_Problem to solve_
Every line of the entries with the word "true" in it should be shown.

_Recorded information_
+ + + +
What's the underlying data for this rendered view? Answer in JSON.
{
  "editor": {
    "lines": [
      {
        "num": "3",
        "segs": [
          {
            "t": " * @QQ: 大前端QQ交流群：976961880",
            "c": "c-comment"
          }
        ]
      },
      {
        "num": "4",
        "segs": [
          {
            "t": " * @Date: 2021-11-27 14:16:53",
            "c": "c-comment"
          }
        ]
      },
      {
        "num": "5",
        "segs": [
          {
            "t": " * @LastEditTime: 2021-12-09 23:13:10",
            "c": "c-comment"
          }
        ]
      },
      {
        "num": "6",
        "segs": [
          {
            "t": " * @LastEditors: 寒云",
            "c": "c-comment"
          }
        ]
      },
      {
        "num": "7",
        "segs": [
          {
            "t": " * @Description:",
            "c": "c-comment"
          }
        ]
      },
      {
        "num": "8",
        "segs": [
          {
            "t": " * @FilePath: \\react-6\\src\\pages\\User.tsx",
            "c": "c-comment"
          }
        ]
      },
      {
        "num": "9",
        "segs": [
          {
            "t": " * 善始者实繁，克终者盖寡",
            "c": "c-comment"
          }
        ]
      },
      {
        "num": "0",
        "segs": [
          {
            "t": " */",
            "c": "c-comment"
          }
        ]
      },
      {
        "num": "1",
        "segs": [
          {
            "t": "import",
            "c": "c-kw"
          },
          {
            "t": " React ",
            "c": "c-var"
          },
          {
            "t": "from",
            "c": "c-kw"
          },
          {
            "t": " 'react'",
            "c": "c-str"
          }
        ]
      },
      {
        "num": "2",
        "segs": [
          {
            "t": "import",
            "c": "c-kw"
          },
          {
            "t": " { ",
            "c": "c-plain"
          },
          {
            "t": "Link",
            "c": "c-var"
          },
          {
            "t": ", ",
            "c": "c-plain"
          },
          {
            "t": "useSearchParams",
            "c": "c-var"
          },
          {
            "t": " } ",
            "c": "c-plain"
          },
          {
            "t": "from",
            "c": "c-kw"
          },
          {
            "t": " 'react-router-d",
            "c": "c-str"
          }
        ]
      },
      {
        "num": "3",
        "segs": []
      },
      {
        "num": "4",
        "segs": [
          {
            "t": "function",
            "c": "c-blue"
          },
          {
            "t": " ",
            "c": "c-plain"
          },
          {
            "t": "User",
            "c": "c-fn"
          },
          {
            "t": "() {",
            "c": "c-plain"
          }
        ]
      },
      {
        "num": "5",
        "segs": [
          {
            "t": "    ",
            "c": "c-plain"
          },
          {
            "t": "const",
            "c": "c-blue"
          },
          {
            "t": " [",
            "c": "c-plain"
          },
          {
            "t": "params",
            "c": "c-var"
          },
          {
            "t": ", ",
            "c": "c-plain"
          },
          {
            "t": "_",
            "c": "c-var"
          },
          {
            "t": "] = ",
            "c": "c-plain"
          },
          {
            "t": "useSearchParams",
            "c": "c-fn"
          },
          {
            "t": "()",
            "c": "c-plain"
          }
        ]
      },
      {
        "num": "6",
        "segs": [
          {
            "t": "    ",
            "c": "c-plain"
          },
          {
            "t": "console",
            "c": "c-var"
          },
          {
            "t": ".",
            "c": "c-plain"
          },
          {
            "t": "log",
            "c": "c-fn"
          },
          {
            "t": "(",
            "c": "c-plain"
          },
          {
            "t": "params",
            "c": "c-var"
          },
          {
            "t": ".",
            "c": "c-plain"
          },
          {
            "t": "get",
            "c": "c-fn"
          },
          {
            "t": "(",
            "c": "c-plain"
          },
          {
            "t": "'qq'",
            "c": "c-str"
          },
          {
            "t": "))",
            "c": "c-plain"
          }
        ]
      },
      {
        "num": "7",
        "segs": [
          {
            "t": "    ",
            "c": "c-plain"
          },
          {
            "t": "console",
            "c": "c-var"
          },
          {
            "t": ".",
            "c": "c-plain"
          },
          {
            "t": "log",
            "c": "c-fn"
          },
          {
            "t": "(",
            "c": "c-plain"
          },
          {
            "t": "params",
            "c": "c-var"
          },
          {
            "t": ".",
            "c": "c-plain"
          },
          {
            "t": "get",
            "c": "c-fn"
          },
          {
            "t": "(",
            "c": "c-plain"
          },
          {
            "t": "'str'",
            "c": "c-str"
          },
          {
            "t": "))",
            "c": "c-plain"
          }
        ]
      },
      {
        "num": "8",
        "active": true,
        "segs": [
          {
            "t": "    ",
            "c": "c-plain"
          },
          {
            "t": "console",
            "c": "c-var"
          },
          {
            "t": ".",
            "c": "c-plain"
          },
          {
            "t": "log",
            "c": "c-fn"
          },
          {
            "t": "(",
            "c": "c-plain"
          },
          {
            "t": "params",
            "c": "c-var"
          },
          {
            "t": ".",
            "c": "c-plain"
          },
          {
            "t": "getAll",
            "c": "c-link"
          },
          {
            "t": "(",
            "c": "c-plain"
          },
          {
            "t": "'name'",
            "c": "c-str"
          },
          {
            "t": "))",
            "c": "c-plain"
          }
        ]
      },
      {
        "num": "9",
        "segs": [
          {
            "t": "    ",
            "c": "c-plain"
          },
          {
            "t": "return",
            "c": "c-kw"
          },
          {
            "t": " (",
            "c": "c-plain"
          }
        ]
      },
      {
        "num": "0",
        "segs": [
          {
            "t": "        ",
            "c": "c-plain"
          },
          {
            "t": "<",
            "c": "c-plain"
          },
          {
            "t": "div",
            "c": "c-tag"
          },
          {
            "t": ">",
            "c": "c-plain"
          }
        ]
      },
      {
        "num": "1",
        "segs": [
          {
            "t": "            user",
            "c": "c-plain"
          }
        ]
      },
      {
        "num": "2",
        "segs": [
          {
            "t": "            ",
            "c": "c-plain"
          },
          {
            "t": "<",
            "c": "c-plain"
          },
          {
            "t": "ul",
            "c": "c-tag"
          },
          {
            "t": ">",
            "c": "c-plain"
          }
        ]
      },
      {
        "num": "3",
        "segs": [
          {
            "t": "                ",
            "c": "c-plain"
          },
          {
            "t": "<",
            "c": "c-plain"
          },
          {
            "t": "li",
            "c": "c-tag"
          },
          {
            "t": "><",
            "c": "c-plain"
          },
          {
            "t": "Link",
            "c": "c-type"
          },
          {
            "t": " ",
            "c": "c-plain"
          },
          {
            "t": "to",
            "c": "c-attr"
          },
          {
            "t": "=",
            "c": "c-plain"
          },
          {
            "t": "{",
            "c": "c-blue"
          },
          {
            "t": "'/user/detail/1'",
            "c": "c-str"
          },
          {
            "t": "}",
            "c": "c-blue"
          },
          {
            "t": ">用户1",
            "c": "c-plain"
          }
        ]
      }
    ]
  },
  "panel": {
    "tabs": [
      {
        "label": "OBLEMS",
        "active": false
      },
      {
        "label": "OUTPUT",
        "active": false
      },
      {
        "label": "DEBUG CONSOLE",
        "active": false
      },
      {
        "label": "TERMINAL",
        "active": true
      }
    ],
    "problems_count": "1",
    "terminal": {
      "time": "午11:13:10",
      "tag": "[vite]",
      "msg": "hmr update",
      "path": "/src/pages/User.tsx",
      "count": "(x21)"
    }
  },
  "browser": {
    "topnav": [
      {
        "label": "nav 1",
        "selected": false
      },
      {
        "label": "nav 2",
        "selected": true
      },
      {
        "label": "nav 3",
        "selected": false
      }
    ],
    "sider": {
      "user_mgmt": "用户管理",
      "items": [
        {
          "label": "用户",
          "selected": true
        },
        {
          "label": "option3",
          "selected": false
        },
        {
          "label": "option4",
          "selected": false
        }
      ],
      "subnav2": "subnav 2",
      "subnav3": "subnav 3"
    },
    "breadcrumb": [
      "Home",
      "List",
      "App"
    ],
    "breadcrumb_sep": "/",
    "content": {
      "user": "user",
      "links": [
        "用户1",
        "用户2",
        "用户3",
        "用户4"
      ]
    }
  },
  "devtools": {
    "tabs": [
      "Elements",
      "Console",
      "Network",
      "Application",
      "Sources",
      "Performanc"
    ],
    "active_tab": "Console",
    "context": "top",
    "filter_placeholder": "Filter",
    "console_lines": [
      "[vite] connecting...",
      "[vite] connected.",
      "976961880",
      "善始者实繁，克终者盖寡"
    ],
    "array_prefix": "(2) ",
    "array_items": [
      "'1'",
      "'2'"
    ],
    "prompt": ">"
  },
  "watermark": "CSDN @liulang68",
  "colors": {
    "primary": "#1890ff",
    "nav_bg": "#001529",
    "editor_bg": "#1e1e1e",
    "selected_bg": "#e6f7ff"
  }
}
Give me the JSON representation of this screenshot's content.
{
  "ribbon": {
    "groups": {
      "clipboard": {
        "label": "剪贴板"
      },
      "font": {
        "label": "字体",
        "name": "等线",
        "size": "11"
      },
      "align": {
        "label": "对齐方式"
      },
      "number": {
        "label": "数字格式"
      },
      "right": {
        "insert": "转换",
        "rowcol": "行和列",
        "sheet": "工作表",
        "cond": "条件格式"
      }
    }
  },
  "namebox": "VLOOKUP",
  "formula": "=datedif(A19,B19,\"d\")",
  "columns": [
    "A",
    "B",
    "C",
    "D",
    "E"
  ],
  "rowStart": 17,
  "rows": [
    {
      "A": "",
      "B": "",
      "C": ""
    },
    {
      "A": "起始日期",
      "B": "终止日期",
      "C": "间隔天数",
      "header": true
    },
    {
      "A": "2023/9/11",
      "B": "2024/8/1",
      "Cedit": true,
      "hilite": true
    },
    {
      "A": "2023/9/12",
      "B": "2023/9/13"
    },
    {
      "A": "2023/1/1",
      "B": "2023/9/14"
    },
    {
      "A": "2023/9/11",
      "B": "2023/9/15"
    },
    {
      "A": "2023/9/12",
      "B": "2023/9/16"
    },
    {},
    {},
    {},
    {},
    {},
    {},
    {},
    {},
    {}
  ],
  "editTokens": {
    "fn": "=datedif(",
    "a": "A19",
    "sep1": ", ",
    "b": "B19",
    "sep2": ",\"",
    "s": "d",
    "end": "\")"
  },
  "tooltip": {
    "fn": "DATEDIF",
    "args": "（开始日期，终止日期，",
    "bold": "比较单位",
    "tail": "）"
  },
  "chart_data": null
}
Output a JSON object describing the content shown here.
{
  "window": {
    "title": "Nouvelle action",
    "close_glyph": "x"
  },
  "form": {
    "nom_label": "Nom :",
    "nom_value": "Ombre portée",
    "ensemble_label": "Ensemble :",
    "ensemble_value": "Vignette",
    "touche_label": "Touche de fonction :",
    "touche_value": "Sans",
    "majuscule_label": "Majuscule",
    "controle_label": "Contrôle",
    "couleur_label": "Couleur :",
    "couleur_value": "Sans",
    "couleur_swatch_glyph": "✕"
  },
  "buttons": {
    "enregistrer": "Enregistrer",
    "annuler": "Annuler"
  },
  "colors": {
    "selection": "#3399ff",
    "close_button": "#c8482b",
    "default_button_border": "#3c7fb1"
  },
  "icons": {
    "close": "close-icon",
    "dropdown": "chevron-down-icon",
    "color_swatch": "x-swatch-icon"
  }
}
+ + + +
_Response to this exercise_
        "active": true,
        "active": true
        "selected": true
          "selected": true
      "header": true
      "Cedit": true,
      "hilite": true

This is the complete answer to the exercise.